If you are looking to open a Georgia business that sells, maintains or repairs motor vehicles, including boats and small aircraft, then you may want to determine whether a waste disposal well is on the property, especially if the facility was built prior to April 5, 2000. Environmental law at both the federal and state levels outlines certain requirements regarding the disposal of motor vehicle fluids and solvents. If you fail to follow those requirements, it could jeopardize your business.
Waste disposal wells include any underground systems that collect waste such as oil, transmission fluid and antifreeze from motor vehicles. Dry well or shallow disposal systems fall into the category of waste disposal wells.

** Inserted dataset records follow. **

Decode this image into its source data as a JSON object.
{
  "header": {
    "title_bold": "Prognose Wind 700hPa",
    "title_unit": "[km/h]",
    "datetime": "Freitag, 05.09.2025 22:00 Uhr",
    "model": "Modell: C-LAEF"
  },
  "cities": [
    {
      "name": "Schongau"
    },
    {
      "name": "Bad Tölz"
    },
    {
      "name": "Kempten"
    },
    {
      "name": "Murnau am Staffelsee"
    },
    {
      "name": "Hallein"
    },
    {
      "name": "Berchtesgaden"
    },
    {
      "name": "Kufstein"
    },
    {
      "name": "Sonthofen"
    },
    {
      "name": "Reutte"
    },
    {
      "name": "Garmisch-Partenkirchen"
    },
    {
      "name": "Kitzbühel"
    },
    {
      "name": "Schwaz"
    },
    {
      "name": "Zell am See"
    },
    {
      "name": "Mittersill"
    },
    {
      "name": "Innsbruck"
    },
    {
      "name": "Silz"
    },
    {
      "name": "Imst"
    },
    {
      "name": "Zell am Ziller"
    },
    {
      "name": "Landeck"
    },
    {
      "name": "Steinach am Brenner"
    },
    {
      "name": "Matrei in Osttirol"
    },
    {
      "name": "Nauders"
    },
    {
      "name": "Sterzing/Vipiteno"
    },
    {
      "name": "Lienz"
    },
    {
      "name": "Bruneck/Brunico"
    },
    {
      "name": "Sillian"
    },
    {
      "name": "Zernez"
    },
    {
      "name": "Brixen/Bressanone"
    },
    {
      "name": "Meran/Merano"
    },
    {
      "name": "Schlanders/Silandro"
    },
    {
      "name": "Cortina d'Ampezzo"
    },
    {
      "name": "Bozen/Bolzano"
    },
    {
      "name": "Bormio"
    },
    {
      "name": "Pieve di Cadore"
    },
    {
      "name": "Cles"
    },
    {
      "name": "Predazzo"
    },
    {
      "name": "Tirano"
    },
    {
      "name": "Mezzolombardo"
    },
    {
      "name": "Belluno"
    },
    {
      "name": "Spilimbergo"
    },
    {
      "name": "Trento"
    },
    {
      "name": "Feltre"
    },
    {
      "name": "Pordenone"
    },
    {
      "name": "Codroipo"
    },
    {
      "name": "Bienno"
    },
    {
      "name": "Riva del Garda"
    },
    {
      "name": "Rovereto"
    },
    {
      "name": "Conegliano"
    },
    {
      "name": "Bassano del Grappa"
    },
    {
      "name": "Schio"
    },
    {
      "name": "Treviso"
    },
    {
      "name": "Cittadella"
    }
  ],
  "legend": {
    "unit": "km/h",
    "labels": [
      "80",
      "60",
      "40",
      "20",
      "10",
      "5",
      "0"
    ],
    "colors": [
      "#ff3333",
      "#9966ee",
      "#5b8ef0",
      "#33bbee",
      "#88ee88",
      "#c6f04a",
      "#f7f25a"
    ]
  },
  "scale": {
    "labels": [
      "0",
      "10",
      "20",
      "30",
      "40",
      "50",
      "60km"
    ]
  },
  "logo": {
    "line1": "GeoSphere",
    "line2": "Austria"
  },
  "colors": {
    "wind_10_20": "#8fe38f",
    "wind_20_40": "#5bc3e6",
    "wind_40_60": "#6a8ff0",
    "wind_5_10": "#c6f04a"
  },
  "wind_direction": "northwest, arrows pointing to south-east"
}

Because these fluids (and others) and solvents can seep into the groundwater, they are regulated by the Environmental Protection Agency.

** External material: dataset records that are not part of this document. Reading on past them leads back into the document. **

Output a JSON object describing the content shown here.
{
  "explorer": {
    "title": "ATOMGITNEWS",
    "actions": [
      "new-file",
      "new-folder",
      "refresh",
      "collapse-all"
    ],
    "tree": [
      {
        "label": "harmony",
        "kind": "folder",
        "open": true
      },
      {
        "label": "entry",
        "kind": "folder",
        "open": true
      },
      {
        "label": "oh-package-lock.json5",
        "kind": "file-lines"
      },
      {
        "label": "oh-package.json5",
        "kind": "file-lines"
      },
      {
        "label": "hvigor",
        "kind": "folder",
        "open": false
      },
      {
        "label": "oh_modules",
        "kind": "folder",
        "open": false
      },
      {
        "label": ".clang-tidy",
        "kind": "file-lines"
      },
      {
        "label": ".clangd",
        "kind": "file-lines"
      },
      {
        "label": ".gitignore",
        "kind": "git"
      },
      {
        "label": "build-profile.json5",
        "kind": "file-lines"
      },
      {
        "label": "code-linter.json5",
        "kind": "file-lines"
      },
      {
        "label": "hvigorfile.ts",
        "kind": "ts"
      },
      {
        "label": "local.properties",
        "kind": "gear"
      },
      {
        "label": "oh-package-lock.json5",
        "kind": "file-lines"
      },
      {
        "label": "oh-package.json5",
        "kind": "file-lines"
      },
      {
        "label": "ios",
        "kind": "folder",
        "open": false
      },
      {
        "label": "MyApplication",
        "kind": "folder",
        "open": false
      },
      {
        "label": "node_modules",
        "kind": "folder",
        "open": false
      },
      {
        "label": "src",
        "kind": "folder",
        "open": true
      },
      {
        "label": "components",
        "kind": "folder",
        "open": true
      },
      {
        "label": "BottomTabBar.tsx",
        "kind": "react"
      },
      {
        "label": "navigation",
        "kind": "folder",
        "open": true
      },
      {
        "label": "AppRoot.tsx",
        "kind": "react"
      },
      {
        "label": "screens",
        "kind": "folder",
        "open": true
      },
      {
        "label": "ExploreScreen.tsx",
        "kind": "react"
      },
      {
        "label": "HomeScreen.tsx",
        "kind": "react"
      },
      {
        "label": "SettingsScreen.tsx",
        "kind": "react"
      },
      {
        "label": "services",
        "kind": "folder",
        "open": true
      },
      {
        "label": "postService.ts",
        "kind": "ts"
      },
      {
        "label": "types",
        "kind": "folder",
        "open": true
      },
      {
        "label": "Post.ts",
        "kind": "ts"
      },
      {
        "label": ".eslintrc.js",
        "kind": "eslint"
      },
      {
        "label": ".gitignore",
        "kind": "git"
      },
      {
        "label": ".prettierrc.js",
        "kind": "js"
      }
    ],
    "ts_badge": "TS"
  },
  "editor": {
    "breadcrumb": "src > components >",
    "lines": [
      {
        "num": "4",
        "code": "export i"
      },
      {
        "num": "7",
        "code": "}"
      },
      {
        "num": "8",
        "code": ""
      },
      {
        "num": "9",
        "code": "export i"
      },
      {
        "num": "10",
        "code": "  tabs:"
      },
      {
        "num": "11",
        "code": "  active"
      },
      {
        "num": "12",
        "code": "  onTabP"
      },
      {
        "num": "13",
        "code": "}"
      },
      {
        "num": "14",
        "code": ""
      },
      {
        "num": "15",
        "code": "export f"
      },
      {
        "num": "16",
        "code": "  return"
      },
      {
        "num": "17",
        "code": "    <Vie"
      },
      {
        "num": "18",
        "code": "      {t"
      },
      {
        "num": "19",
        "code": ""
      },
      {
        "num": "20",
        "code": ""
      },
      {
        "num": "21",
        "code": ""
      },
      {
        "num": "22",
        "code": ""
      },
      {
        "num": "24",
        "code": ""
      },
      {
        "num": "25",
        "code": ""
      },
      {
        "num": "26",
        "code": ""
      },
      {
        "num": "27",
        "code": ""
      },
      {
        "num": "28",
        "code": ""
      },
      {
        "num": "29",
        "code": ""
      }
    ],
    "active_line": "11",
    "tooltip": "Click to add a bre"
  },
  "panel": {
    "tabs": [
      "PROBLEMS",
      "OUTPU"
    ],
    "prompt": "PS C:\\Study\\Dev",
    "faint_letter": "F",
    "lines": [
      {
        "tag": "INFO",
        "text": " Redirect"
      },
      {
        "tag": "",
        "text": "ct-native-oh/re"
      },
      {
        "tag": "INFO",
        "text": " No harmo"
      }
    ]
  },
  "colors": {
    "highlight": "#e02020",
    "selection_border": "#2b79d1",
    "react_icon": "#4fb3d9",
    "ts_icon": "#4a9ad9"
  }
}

If the facility you intend to purchase is in a water protection area and has a waste disposal well, you will more than likely not be allowed to use it. The EPA has devised a series of questions you can review and answer to determine whether the property has a motor vehicle waste disposal well. If it does, you will then need to determine whether you can keep the well, understand how to maintain the well or figure out how to close it if necessary.
Even if the property you intend to purchase does not have a waste disposal well, you will probably need to understand how you are to dispose of the waste from motor vehicle repair and maintenance. It would benefit you to discuss the environmental law that applies to your situation before making your purchase since you may need to take measures to ensure that the waste from your business does not violate federal or state laws. A Georgia attorney who routinely deals with environmental compliance could prove invaluable in this area.
Source: epa.gov, "Motor Vehicle Waste Disposal Wells", Accessed on Jan. 20, 2018